Big things have been in the works for a Pictou County teenager after travelling to New York to attend the UN Women and Girls in Science conference.
Abby Coleman was chosen to take part in the international conference after making it to nationals in the annual school science fair for her project on drinking water comparisons to tell what is in each of them.
“My Regional level win for last year’s school Science Fair project and going to Nationals was noticed by a young woman that represents young girls and women in science at the United Nations,” said Coleman about how she came to attend the conference and even give a speech during the proceedings.
Coleman had the chance to meet other girls her age who are interested in sciences, technology, engineering and math (STEM) that come from all over the globe. During the conference, Coleman and a number of other young women were invited to talk about their love for STEM and then give a recommendation on what they would like to see done to help women and girls further progress in the fields.
“From a young age, I was introduced to STEM activities. I believe that if it wasn’t for this introduction from such a young age that I wouldn’t have the love and passion for STEM that I have today,” said Coleman.
“It’s important for all young children to have this exposure. Encouraging industry to participate in the education process can open up many doors for young girls and boys wanting to get involved with STEM.”
At the end of her speech, in which she spoke about her aspirations in scientific fields and how she came to love STEM-related topics, Coleman gave her recommendation as to what she would like to happen in the world of sciences to see more women involved.
“Industries should get involved with schools to foster more STEM programs starting at a young age that engages all children. Allowing girls to have free access and encouraging this exploration will foster new innovative technologies and solutions for safer drinking water for all mankind,” said Coleman.
“It is important for all women and girls in science to continue to stand united for equal involvement from a young age to adulthood. It is our right and we can and will make a difference for a sustainable future and all of humanity.”
Some of the other recommendations made included for communities and industries to host STEM-related events for girls and have more STEM role models for girls and women.

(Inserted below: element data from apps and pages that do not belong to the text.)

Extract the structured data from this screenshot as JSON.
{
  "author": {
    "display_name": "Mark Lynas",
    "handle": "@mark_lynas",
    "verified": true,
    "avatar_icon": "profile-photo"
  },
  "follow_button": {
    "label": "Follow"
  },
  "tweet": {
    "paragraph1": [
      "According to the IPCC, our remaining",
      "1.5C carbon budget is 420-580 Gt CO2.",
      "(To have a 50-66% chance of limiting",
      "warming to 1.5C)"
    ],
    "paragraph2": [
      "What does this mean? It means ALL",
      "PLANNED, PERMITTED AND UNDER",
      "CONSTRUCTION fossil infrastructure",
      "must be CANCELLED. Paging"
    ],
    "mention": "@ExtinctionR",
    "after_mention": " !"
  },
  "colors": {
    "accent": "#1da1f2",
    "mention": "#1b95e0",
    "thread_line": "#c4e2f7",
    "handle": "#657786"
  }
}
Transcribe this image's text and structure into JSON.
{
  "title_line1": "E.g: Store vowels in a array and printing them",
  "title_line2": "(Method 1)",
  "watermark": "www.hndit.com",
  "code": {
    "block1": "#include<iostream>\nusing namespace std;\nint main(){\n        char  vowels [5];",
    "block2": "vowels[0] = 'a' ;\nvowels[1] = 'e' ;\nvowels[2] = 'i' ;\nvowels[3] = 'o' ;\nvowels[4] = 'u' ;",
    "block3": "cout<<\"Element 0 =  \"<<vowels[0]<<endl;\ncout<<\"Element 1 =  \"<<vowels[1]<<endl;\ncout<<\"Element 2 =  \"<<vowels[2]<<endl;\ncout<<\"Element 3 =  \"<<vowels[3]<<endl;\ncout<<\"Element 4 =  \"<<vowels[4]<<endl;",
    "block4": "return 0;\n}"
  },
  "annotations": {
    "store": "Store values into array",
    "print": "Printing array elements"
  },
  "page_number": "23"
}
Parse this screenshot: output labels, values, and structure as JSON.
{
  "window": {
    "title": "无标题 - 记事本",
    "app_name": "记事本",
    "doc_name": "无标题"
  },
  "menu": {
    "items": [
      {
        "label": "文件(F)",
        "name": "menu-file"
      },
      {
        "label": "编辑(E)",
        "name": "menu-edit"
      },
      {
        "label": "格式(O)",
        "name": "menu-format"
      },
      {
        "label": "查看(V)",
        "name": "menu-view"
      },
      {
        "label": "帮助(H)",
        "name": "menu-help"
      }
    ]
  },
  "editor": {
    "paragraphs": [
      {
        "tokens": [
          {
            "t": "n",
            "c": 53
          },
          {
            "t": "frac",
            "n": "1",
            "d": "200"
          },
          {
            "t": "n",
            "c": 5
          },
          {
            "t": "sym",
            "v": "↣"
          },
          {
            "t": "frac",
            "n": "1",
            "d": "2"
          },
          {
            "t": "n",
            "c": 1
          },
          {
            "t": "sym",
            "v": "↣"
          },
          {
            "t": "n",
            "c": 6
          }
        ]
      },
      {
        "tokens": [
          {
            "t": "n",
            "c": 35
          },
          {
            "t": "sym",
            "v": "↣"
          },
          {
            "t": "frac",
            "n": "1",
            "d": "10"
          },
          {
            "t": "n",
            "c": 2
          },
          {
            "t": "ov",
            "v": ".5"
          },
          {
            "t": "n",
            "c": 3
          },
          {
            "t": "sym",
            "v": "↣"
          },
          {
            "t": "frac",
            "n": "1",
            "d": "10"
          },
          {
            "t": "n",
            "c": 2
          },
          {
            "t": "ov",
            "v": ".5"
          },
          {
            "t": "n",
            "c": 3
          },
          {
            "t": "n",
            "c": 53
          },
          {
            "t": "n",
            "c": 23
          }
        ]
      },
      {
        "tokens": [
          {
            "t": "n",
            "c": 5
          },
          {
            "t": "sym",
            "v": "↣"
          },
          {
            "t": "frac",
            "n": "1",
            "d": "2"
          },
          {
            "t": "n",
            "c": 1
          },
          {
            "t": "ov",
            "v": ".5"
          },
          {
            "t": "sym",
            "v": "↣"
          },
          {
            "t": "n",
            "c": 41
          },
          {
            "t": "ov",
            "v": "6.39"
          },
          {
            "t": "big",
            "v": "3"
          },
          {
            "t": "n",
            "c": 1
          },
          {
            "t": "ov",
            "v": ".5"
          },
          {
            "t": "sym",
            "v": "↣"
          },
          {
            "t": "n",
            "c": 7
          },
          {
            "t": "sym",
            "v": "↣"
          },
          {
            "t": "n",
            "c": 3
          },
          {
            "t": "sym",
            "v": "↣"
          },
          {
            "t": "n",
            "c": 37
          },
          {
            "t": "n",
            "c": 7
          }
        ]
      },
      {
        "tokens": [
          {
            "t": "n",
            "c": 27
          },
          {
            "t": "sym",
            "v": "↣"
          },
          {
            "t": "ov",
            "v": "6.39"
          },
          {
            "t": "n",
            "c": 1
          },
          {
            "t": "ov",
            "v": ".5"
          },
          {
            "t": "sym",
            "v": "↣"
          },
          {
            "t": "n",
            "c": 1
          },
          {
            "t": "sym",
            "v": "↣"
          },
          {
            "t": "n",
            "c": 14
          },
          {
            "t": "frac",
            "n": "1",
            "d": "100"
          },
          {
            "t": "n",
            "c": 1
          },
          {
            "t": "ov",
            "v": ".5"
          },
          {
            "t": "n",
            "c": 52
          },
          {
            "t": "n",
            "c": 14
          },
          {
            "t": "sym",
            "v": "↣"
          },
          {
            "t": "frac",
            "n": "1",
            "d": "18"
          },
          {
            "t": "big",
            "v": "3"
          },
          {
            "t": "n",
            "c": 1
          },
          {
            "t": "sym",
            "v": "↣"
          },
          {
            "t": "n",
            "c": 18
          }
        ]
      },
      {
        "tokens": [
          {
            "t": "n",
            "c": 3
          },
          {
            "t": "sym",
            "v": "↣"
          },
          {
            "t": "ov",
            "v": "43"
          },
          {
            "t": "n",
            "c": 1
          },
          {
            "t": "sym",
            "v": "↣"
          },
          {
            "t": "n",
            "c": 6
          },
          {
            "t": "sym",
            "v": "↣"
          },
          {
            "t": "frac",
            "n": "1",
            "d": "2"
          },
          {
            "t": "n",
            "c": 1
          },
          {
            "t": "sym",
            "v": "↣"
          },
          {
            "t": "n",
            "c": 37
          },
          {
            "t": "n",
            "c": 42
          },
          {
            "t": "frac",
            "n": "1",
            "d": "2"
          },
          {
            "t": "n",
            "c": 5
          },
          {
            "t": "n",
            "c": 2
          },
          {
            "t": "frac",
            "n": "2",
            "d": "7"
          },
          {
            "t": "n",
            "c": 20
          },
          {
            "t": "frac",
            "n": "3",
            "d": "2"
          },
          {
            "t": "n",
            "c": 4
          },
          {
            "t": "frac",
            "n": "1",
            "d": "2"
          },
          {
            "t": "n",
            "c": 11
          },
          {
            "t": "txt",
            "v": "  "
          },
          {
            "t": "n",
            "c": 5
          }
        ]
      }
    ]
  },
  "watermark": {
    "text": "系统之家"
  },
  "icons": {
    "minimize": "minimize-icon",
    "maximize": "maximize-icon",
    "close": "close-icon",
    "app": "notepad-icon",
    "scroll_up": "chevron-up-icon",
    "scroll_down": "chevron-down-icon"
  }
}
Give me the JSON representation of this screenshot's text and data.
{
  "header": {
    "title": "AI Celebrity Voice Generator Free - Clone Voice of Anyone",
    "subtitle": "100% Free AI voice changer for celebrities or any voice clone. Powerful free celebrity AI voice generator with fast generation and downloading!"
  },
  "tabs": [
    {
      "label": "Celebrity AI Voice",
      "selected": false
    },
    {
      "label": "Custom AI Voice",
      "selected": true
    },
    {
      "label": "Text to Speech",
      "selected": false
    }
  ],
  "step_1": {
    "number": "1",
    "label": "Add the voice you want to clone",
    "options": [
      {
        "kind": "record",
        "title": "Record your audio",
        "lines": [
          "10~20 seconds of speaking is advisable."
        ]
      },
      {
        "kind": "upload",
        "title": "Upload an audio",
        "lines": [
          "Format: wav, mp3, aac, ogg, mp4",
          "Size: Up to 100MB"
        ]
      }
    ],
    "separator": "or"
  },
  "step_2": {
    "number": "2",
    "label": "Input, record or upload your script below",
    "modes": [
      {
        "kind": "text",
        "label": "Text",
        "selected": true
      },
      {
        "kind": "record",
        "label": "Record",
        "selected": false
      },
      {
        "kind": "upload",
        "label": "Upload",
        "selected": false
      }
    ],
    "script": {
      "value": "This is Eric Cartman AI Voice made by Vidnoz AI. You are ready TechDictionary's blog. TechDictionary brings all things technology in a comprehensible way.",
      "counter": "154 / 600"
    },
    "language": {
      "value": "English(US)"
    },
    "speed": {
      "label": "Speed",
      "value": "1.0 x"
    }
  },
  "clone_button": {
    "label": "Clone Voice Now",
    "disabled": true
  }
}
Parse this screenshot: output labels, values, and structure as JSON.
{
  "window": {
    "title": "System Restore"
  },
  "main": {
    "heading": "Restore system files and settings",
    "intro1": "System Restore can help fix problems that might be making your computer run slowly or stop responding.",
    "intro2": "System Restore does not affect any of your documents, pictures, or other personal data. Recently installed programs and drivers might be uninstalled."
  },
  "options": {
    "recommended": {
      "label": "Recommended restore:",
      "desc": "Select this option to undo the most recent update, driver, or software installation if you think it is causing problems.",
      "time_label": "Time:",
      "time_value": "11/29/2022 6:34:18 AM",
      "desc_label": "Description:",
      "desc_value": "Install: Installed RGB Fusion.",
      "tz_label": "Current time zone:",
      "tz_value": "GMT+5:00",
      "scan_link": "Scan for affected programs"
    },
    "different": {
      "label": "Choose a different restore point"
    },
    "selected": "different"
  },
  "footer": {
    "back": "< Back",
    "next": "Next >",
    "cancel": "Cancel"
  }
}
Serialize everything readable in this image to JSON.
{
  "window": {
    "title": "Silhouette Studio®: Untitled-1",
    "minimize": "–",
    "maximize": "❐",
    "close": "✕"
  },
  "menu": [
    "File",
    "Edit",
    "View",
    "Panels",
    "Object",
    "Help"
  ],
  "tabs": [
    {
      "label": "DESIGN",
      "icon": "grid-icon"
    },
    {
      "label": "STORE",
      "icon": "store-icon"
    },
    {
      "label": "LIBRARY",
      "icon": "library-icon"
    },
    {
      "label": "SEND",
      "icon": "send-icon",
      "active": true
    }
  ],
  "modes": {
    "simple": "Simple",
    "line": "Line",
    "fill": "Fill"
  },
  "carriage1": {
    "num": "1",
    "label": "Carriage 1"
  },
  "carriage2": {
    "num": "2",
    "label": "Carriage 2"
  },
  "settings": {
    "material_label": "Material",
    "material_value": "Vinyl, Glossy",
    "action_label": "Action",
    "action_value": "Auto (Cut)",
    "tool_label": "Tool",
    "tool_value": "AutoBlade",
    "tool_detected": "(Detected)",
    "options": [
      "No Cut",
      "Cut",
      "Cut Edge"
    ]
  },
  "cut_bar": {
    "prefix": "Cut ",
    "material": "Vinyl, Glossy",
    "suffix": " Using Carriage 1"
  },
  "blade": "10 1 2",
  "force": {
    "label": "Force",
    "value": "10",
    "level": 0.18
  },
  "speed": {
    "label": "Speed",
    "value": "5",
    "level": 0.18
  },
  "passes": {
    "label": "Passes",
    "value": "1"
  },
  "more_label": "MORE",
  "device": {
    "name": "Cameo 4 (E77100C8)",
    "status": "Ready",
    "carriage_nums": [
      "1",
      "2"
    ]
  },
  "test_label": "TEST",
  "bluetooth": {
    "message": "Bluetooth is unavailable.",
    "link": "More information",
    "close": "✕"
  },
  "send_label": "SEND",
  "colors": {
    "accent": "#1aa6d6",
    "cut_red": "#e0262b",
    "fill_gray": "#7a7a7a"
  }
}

Abby Coleman shows off some of her scientific skill in the lab of Daryl Ingram, a Nova Scotia Community College professor who helped Coleman out with some of her science fair project. (Brimicombe photo)